Cancer survivor turns into inventor

After a double mastectomy, woman saw need for Shower Shirt creation


The simple desire to take a shower following her double mastectomy helped kindle Lisa Crites’ entrepreneurial spirit.

Frustration after her bilateral mastectomy led Crites to create the Shower Shirt, a water-resistant, anti-microbial garment that allows women to shower while preventing water from contacting surgical incisions and the post-surgical drains and tubes that are temporarily sutured into patients’ bodies.

“I had just had my breasts amputated and I was told I couldn’t take a shower,” Crites said. “Women have been going through mastectomies in this country for 70 years. I don’t understand why this product didn’t exist.”

Many health care providers minimize the ordeal that taking a shower becomes for mastectomy patients, noted Dr. Emran Imami of TEPAS Breast Center in Melbourne. But not the 100,000 women who undergo mastectomies each year.

“Lisa’s product is going to gain wide acceptance,” Imami said.

When Lillian Crouch was recuperating from her mastectomy, the Titusville resident, like many other women, had to improvise to take a shower. She used a large trash bag in order to bathe and wash her hair.

Not only do these impromptu solutions put women at risk for infection, they also erode a woman’s self-esteem during a time when she is most vulnerable.

“Little things like a shower make such a big difference,” Crouch said.

Although post-mastectomy products are big business, as is clear when searching through comprehensive online catalogs such as Florida-based Jodee Post-Mastectomy Fashions, the industry stands to become more comprehensive thanks to newcomers like Crites.

“In cancer care, and breast cancer in particular, there are few places that provide holistic care,” Imami said. “We’ve done a great job in the medical piece, but the practical and pragmatic aspects haven’t been given as much weight.”

Although the Shower Shirt doesn’t officially debut until early next year, interest in Crites’ invention has been high.
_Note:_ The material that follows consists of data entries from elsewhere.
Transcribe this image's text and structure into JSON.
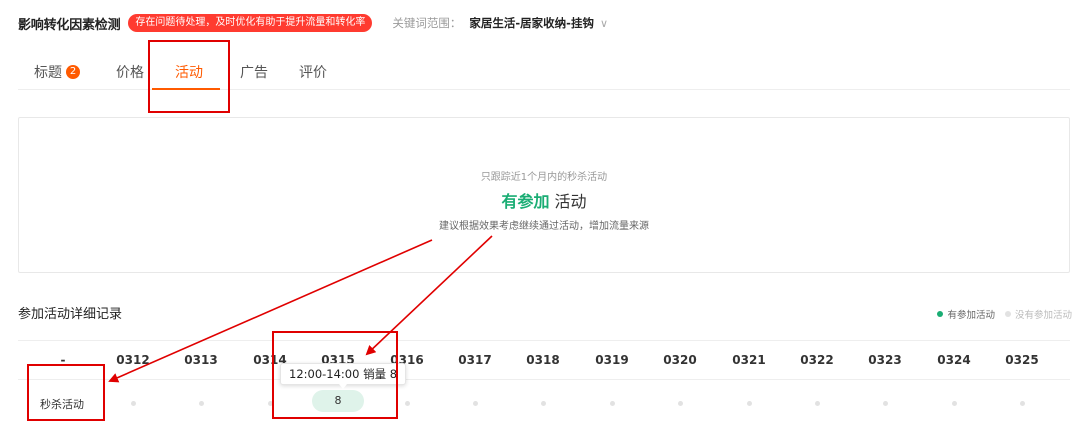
{
  "header": {
    "title": "影响转化因素检测",
    "badge": "存在问题待处理，及时优化有助于提升流量和转化率",
    "keyword_label": "关键词范围：",
    "keyword_value": "家居生活-居家收纳-挂钩",
    "keyword_chevron": "∨"
  },
  "tabs": [
    {
      "label": "标题",
      "badge": "2"
    },
    {
      "label": "价格"
    },
    {
      "label": "活动",
      "active": true
    },
    {
      "label": "广告"
    },
    {
      "label": "评价"
    }
  ],
  "card": {
    "subtitle": "只跟踪近1个月内的秒杀活动",
    "status_highlight": "有参加",
    "status_rest": " 活动",
    "tip": "建议根据效果考虑继续通过活动，增加流量来源"
  },
  "section": {
    "title": "参加活动详细记录",
    "legend_on": "有参加活动",
    "legend_off": "没有参加活动"
  },
  "table": {
    "corner": "-",
    "columns": [
      "0312",
      "0313",
      "0314",
      "0315",
      "0316",
      "0317",
      "0318",
      "0319",
      "0320",
      "0321",
      "0322",
      "0323",
      "0324",
      "0325"
    ],
    "row_label": "秒杀活动",
    "active_value": "8",
    "tooltip": "12:00-14:00 销量 8"
  },
  "colors": {
    "accent": "#ff5a00",
    "green": "#1aad74",
    "badge_red": "#ff3b30",
    "annotation_red": "#e00000"
  }
}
Crites was invited to appear Oct. 20 on Lifetime Television’s “The Balancing Act” to discuss the Shower Shirt. The American Cancer Society has agreed to carry the product in its online store and also feature it in its “TLC” retail magazine. And Invacare, an Ohio-based international medical distributor, will position the product in both the North American market and more than 20 other countries.

But as many small entrepreneurs can attest, getting to this point was not easy, Crites said.
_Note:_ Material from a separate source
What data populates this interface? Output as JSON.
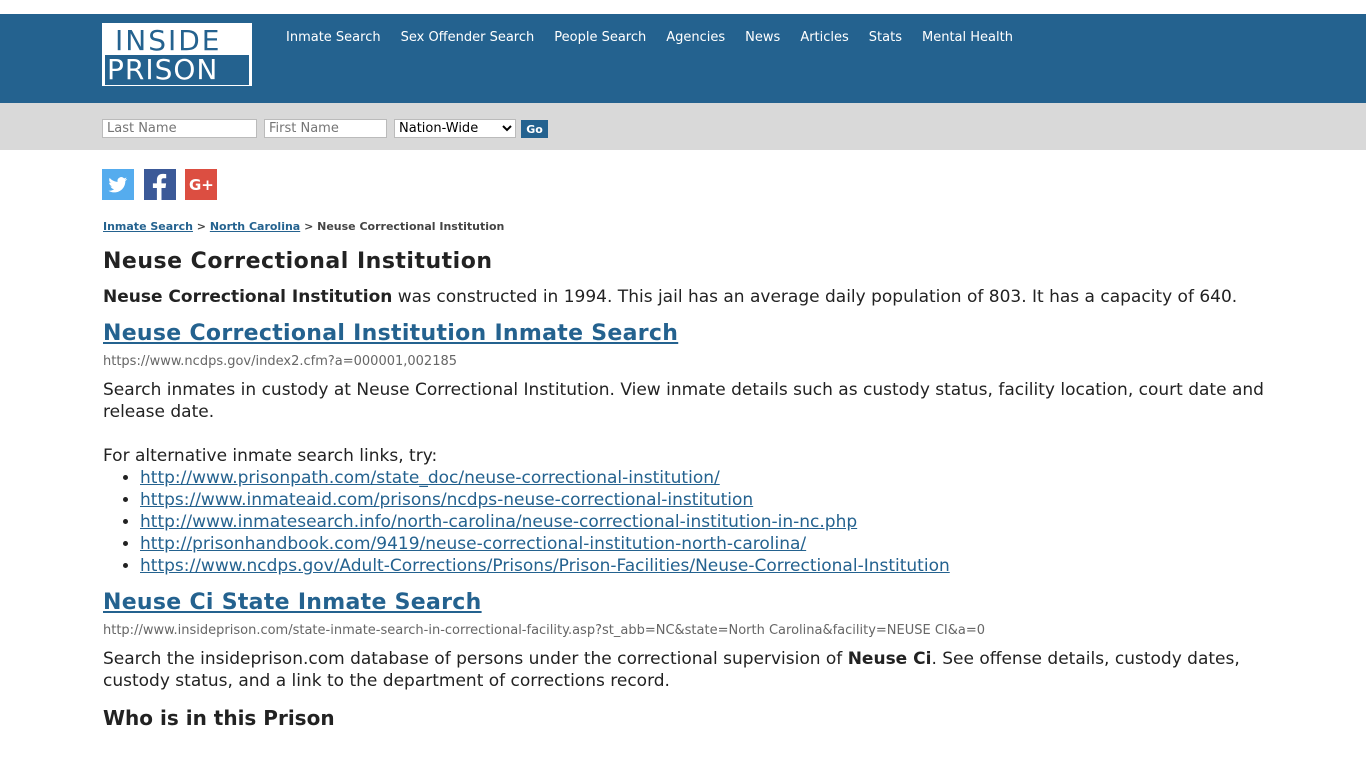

“I’ve spent more than a year on patent applications, regulatory documents, design patterns and prototypes for an overseas manufacturer,” she said. “I had no idea of the red tape involved in bringing a medical product to market.”

Crites served as her own guinea pig for the entire design, for although post-surgical drains are removed after about two to three weeks for most mastectomy patients, Crites faced complications and hospitalizations that required her to use the shirt for about a year.

Initially, she had wanted the shirt to be produced in the United States.

“After contacting distributors, I found that the cost would have been astronomical.”

With the help of an import/export expert, Crites found a Chinese manufacturer who worked with her for more than a year to finalize the design.

Crites is negotiating with Medicare and private insurers to provide reimbursement for all breast cancer and mastectomy patients.

The garment also addresses the needs of the 60,000 patients who undergo breast reconstruction, augmentation or reduction in U.S. hospitals each year.

Unlike Lillian Crouch, Shannon Wiley-Watson was able to shower after her mastectomy, thanks to the Shower Shirt.

A friend of Crites, the Cocoa resident was one of the first women to put the Shower Shirt to the test.

“It was really nice to come home and shower and even wash my hair,” said Wiley-Watson.

Lisa Crites, right, inventor of the Shower Shirt, helps fellow cancer survivor Shannon Wiley-Watson of Cocoa put on one of her creations, a waterproof accessory that allows women to more easily take a shower after breast cancer surgery. (Malcolm Denemark, FLORIDA TODAY)